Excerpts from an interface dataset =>
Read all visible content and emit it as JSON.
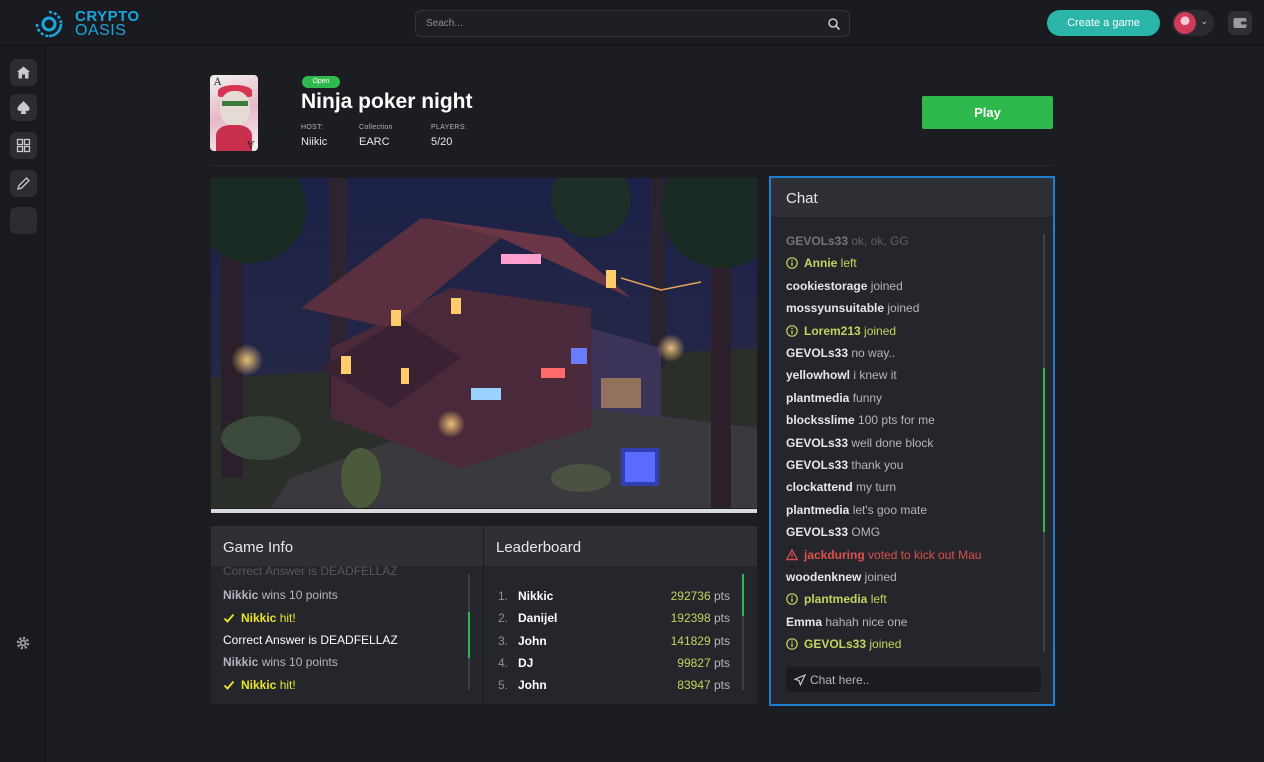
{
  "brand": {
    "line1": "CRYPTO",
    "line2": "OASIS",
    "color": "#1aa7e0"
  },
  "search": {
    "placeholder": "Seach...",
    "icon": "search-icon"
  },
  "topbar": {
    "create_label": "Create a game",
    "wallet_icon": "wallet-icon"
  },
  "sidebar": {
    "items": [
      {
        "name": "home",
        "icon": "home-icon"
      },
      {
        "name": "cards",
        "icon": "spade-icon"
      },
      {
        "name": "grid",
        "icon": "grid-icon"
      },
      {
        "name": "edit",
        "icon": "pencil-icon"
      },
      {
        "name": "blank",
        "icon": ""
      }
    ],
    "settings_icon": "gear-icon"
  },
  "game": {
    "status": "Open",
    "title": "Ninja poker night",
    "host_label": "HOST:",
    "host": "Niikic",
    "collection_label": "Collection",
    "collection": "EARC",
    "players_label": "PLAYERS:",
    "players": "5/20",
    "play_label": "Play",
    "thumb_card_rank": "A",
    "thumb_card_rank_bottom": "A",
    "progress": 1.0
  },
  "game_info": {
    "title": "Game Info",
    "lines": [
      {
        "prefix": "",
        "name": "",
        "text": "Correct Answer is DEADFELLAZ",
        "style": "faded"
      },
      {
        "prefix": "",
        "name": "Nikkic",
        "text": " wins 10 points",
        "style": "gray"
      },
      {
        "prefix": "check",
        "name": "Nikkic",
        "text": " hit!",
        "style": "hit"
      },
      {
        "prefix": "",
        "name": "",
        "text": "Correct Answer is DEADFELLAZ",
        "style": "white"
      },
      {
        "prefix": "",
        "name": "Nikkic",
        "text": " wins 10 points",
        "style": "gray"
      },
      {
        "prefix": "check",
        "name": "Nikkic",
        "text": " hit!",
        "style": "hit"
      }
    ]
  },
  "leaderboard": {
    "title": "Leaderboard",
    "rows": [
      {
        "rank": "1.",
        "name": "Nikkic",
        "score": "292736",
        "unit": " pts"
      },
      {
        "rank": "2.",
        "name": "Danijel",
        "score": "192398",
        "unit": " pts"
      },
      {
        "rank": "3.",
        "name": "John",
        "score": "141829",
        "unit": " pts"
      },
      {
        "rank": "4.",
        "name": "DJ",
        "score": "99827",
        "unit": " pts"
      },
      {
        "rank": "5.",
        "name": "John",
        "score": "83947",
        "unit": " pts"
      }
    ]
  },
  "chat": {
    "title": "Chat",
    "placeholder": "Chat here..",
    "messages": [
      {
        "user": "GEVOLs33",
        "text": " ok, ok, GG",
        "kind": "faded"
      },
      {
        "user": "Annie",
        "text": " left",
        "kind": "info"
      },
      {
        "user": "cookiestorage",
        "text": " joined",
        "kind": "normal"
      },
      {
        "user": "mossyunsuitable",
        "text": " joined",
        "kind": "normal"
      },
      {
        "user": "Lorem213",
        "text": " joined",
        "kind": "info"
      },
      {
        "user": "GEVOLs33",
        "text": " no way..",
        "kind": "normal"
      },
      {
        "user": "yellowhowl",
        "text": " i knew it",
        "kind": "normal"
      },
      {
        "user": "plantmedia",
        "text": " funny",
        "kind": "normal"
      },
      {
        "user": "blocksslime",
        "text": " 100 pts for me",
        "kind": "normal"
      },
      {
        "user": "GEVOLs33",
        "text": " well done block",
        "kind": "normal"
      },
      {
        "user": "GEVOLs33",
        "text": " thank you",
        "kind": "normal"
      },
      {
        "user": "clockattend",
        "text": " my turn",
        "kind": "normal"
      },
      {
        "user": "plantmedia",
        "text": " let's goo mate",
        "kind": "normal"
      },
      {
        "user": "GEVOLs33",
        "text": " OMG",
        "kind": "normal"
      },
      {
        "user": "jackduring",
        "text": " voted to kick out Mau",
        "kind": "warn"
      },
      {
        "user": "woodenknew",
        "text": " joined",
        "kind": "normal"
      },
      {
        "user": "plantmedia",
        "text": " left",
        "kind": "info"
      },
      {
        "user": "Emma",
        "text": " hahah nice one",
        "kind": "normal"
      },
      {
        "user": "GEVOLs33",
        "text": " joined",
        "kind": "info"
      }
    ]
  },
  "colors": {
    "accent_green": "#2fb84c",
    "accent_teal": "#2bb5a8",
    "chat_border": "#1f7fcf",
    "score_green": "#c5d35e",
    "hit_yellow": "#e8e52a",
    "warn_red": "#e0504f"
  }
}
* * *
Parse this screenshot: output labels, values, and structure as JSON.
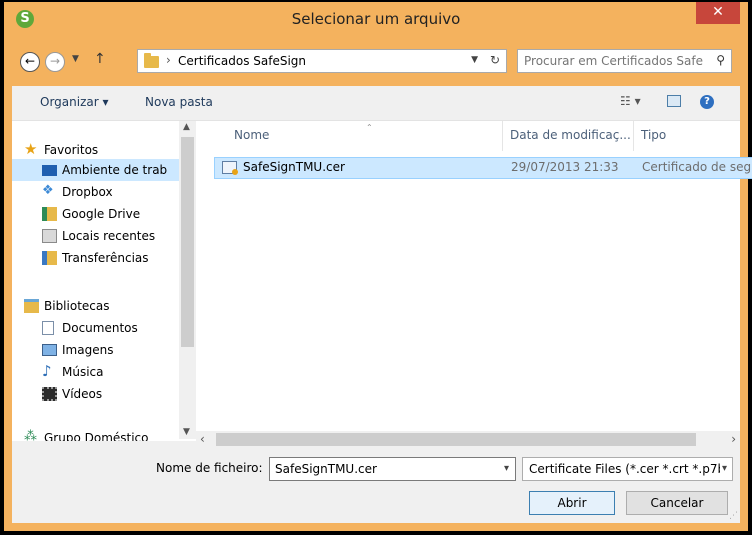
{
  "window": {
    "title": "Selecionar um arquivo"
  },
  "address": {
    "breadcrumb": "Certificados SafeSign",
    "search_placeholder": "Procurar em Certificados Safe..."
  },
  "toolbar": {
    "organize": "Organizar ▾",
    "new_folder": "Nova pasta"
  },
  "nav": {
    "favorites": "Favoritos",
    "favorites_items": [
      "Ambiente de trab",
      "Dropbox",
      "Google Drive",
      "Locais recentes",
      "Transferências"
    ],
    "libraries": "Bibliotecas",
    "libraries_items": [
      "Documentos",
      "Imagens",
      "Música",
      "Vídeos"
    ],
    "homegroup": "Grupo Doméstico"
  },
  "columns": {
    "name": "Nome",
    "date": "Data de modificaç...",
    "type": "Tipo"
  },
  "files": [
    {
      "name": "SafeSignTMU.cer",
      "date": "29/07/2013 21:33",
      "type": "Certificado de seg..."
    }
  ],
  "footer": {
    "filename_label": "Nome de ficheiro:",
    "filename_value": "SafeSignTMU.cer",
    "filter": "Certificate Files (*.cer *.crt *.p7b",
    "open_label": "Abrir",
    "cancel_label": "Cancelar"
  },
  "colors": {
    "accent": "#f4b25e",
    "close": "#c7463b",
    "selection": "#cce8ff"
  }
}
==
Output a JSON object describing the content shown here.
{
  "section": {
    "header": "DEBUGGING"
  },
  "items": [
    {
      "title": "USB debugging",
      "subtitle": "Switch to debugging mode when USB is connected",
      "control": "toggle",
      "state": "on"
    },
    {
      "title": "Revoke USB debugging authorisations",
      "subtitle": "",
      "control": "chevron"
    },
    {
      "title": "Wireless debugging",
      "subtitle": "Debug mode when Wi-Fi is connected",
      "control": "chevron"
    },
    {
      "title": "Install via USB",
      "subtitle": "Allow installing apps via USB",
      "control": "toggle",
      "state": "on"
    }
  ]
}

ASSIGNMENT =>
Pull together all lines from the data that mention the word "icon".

RESPONSE TO THE EXERCISE =>
    "icon": "search-icon"
    "wallet_icon": "wallet-icon"
        "icon": "home-icon"
        "icon": "spade-icon"
        "icon": "grid-icon"
        "icon": "pencil-icon"
        "icon": ""
    "settings_icon": "gear-icon"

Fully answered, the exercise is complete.